Transistor: - The foundation of modern electronics. The transistor (c/f "transresistance") was invented and developed by John Bardeen, Willian Hauser Brittain and William Shockley in the late 1940's at Bell Labs (the first "point contact" tranny was patented by Bardeen and Brittain in 1947). It has three terminals, and is basically a switching device, which can also be used as an amplifier. It can alternate between two states by using it's ability to act as either a conductor (on), or an insulator (off). When a positive current is applied, then it will be conductive, when a negative current is applied, it will be a non-conductive insulator. Transistors in Analogue circuits and transistors in digital circuits ... In analogue circuits (eg audio amplifiers, radios etc) the transistor is used primarily as a device for amplification, and in digital circuits (eg microprocessors, chips etc) they are used primarily as switching devices, switching between being a conductor and an insulator.

Translator: Software such as Chicken System’s Translator that allows conversion between professional sampler formats such as Akai.

TRANSPARENCY: Subjective term used to describe audio quality where the high frequency detail is clear and individual sounds are easy to identify and separate. This is a listening term used to describe audio quality where the high frequency detail is clear and individual sounds are easy to identify and separate. The more transparent a sound is… the clearer the auditory picture.

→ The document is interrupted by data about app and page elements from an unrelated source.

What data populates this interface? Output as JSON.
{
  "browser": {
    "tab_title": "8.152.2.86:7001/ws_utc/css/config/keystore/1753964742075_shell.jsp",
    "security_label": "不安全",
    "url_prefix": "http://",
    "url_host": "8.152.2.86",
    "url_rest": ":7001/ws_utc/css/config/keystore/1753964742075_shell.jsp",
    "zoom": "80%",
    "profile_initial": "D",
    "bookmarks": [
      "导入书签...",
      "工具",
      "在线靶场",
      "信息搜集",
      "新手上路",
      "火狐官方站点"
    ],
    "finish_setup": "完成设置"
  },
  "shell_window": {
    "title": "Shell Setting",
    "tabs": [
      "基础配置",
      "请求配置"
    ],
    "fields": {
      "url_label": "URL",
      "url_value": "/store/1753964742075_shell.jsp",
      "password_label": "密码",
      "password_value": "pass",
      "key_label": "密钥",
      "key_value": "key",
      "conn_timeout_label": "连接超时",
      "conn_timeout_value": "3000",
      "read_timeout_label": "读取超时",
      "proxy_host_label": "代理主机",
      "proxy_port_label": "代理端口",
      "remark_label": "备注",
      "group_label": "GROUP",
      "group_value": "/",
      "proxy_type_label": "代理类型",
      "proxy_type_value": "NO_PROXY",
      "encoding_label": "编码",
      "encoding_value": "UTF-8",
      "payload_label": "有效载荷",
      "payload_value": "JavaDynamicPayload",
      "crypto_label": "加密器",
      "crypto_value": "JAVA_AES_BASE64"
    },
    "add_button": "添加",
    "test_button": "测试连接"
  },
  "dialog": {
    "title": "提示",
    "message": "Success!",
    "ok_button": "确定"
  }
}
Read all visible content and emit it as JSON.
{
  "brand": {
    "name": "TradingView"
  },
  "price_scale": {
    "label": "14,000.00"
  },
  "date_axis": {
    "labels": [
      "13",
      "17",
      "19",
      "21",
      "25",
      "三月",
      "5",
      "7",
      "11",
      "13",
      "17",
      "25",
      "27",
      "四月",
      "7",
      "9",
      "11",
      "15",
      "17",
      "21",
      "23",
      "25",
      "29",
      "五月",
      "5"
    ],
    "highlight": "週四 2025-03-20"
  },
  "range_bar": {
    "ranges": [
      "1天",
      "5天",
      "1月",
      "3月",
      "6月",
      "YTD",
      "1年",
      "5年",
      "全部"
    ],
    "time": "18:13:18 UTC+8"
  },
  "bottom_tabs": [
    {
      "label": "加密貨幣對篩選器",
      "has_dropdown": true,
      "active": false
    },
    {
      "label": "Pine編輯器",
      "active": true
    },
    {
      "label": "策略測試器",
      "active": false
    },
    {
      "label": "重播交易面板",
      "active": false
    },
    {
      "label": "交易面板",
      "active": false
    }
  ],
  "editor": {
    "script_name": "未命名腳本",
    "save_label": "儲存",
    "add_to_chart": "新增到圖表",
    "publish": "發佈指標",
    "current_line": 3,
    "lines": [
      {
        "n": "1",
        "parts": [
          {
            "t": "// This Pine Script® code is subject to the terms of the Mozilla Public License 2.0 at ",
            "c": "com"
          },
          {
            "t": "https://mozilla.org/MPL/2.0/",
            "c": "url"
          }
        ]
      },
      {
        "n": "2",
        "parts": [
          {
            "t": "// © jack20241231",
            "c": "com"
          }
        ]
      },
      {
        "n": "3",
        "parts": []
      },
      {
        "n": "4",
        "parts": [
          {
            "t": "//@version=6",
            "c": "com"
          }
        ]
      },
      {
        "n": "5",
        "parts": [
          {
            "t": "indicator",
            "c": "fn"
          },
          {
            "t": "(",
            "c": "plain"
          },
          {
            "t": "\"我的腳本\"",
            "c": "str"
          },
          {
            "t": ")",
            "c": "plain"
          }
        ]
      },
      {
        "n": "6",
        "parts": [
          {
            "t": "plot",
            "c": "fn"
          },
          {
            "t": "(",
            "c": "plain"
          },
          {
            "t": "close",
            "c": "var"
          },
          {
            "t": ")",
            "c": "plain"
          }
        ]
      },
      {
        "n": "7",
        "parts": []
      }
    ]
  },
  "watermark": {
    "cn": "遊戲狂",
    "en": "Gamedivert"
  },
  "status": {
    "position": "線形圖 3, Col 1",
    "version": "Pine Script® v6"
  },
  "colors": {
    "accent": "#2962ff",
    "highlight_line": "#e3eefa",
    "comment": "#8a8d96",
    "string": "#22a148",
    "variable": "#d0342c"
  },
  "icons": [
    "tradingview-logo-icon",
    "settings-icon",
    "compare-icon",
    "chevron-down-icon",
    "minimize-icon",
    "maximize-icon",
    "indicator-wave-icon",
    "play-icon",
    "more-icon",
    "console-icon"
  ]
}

Transpose: This allows a musical composition to be played in a different key. Both synthesizers and sequencers can carry out this function. To shift a musical signal by a fixed number of semitones.

TREMELO -a rapid alternation of two tones. Usually a third apart. On a synthesizer, this effect can usually be controlled by the modulation wheel or modulation amount. A cyclic change in amplitude, usually in the range of 7 to 14 Hz. Usually achieved by routing a LFO (low frequency oscillator) to a VCA (voltage controlled amplifier).

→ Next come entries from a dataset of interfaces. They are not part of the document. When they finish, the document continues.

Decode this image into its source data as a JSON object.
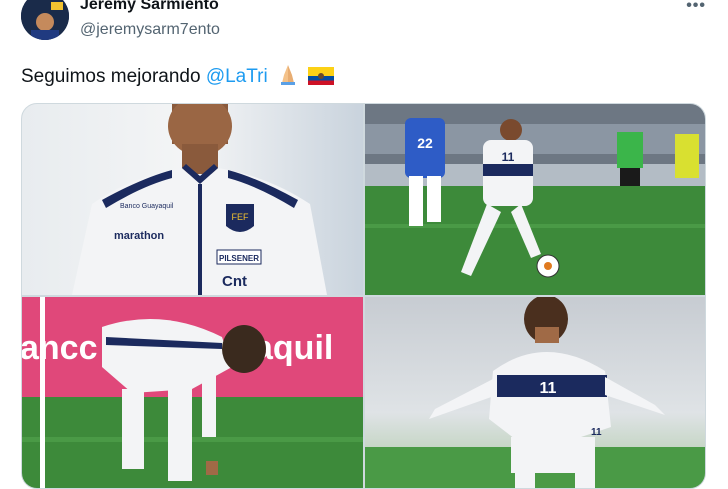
{
  "tweet": {
    "author_name": "Jeremy Sarmiento",
    "author_handle": "@jeremysarm7ento",
    "text_before": "Seguimos mejorando ",
    "mention": "@LaTri",
    "emojis": [
      "folded-hands-emoji",
      "ecuador-flag-emoji"
    ]
  },
  "media": {
    "photo1": {
      "jersey_text": "marathon",
      "sponsor_text": "PILSENER",
      "badge_text": "Cnt",
      "bank_text": "Banco Guayaquil"
    },
    "photo2": {
      "player1_number": "22",
      "player2_number": "11"
    },
    "photo3": {
      "banner_text": "ancc",
      "banner_text2": "aquil"
    },
    "photo4": {
      "player_number": "11",
      "shorts_number": "11"
    }
  },
  "colors": {
    "link": "#1d9bf0",
    "handle": "#536471",
    "kit_navy": "#1b2a5e",
    "pitch_green": "#3d8a3a",
    "banner_pink": "#e0487a"
  }
}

Triangle Wave A geometrical waveform typically generated by an oscillator. It is triangular in shape and comprises the same sequence of only odd numbered (1, 3, 5, 7, etc.) harmonic partials as the square wave, but as the amplitude of each harmonic is the reciprocal of the square of the harmonic number (i.e. the 3rd. harmonic is a 9th. the amplitude of the 1st.), the sound is much weaker or more mellow. See also Pulse Wave, Ramp Wave, Sine Wave, Square Wave.

Trim: - Controls the level of input on a mixing desk.

TRS JACK: Stereo type jack with Tip, Ring and Sleeve connections.

Truncation: When manipulating a sample, truncation shortens a sample's length by trimming off parts of the beginning and/or end.

TRUSS ROD: A metal bar within a guitar neck which is tensioned so as to counteract the tendency for the neck to bend under the tension of the strings.

Tuning: 440 Hertz is the normal Western tuning value however, this can be easily be adjusted in a synthesizer to suit the type of music being performed. The pitch can be altered by raising or lowering the value as plus or minus cents. Playing non-Western music may dictate the need to adjust the tuning of a synth.

TVA - see Time Variant Amplifier.

TVF - see Time Variant Filter.

Tweeter: This is the smaller speaker within a speaker cabinet used to reproduce the higher range of frequencies. To form a full-range system, a tweeter needs to be combined with a woofer, (2-way system), or a woofer and midrange, (3-way system). The Edirol MA-20 desktop speakers have a 1” tweeter and a 4-3/4” woofer.

E-Book - An Annotated Compendium of Old Time American Songs by James Alverson III